For Carlton Walker, his experience at KC HealthTracks summer camp will stay with him well into his future. Said Walker, “I feel that just being involved in this program has contributed to my development as a person and definitely as a future health care professional.”
The program’s mentorship is at the core of why KC HealthTracks at the UMKC School of Nursing and Health Studies recently received additional funding of $615,792 from the U.S. Public Health Service, Office of Minority Health. The program aims to engage high school students from the Kansas City area in the health care professions and prepare them for success in health-related careers.

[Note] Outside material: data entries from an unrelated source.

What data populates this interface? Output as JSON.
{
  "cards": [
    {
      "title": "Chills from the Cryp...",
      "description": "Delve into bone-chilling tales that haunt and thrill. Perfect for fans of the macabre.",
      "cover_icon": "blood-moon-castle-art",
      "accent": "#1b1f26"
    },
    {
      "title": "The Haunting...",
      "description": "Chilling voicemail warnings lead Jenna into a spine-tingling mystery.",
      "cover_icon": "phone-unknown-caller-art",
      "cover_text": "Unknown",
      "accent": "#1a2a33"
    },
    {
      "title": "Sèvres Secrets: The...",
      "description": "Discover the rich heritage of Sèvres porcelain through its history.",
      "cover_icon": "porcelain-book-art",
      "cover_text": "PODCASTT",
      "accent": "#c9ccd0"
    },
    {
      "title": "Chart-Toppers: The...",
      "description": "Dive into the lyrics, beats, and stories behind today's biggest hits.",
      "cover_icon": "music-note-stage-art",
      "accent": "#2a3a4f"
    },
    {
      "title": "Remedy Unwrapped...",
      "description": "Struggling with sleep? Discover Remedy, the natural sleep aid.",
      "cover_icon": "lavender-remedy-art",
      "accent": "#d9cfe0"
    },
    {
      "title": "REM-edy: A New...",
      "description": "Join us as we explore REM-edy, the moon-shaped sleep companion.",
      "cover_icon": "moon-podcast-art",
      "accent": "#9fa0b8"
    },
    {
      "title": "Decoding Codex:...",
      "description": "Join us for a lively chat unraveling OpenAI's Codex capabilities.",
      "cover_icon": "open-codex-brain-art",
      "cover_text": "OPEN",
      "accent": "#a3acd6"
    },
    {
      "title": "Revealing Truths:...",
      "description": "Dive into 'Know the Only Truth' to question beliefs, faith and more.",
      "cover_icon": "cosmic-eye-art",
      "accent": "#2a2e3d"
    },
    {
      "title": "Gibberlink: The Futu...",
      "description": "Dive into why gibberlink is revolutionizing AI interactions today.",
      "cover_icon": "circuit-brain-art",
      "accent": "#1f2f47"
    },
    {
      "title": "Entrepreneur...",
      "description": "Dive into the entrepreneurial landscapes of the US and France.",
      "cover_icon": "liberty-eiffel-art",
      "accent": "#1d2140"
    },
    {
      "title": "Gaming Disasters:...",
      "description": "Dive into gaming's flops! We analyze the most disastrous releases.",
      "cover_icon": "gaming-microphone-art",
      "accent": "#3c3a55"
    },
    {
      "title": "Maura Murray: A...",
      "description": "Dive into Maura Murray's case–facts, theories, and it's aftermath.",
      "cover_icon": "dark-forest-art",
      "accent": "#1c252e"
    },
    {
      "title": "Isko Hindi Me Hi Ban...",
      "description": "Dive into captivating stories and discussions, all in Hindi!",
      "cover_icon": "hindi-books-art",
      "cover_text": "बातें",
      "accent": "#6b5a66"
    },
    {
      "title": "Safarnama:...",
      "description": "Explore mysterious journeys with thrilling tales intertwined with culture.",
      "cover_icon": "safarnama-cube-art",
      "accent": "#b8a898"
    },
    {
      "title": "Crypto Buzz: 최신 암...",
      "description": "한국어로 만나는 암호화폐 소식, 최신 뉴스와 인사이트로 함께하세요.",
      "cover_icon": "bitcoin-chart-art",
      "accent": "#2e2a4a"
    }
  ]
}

Going into its fifth year, KC HealthTracks has supported more than 140 students at under-resourced high schools across the metro area. Participants attend a week-long summer camp, where they have face-to-face faculty mentor sessions, visit health science programs at UMKC, Metropolitan Community College-Penn Valley and Rockhurst University, receive math and science tutoring, and take part in ACT prep sessions.
KC HealthTracks offers students career exposure to each of the health sciences disciplines offered at UMKC: dentistry, health studies, medicine, nursing and pharmacy. Enrollment for the next summer’s camp will begin in spring 2020. Additional partners include the Missouri Area Health Education Council, the KC Area Education Research Council, the Urban League, and the UMKC KCStem Alliance.
This year’s camp welcomed back four alumni of the program to guide the students as camp counselors. One such alum, Nargiz Agayeva entered her second year as student at the UMKC School of Medicine.
During one of the summer camp activities, the students got to administer finger pricks to test what blood type they were. The campers’ eyes grew big when they opened packaging for the needles they would be using. But Agayeva was right there offering encouragement and first-hand experience. She even offered up her blood type to a camper and an excited “Isn’t that cool!”
Said Agayeva, “I had flashes of déjà vu as the high school students I was leading were completing the same medical activities I had performed just last year. I was
grateful to not only give back to the program that had given me so much, but also to influence the lives of so many future health care providers.”
New to this year’s camp, the program enrolled nine high school teacher leaders who attended the camp with their students. According to Ann Cary, project director of KC HealthTracks and dean of the UMKC School of Nursing and Health Studies, having the students’ teachers engaged in the experience amplifies the importance of the camp and creates a bond between teacher and student through shared experience.
“This new approach allows the program to translate beyond just the student and can influence the teacher’s entire curriculum, because teachers will have had that experience first-hand,” Cary said. “And we know that experiential learning is immensely important for cementing new knowledge.”
The student attendees come from 12 area under-resourced schools that UMKC has developed strong partnerships with. The schools also receive additional funding for implementing Project Lead the Way health science courses, a non-profit that develops STEM curricula, to support the health sciences curriculum provided to the students. In addition, the program is partnering with Metropolitan Community College-Penn Valley for additional simulation experiences each fall and spring.
During the school year, the students receive one-on-one career development mentoring by their health education mentors and one-on-one academic advisement by UMKC School of Nursing and Health Studies faculty as they are prepare for post-secondary education. Students also engage in Health Occupations clubs locally and compete in state and international health project competitions.
Having SoNHS faculty work directly with students to prepare them for higher education is a real-world example of UMKC’s commitment to urban community engagement. Students are able to share their personal experiences to give faculty advisers a better understanding of the challenges and opportunities for their mentees.
According to the program manager, Lorraine Buchanan, the importance of that guidance by faculty members is on full display amongst the students moving on to the next phase of their education. The program has found that 63 percent of its graduates are enrolled in post-secondary institutions pursuing health professions immediately after high school.
“We believe we are making a difference in the lives of these students,” said Buchanan, “by enriching their academic coursework, exposing them to health professions and professionals, working with community partners and stimulating students’ aspirations to enter the health professions pipeline in the Kansas City region.”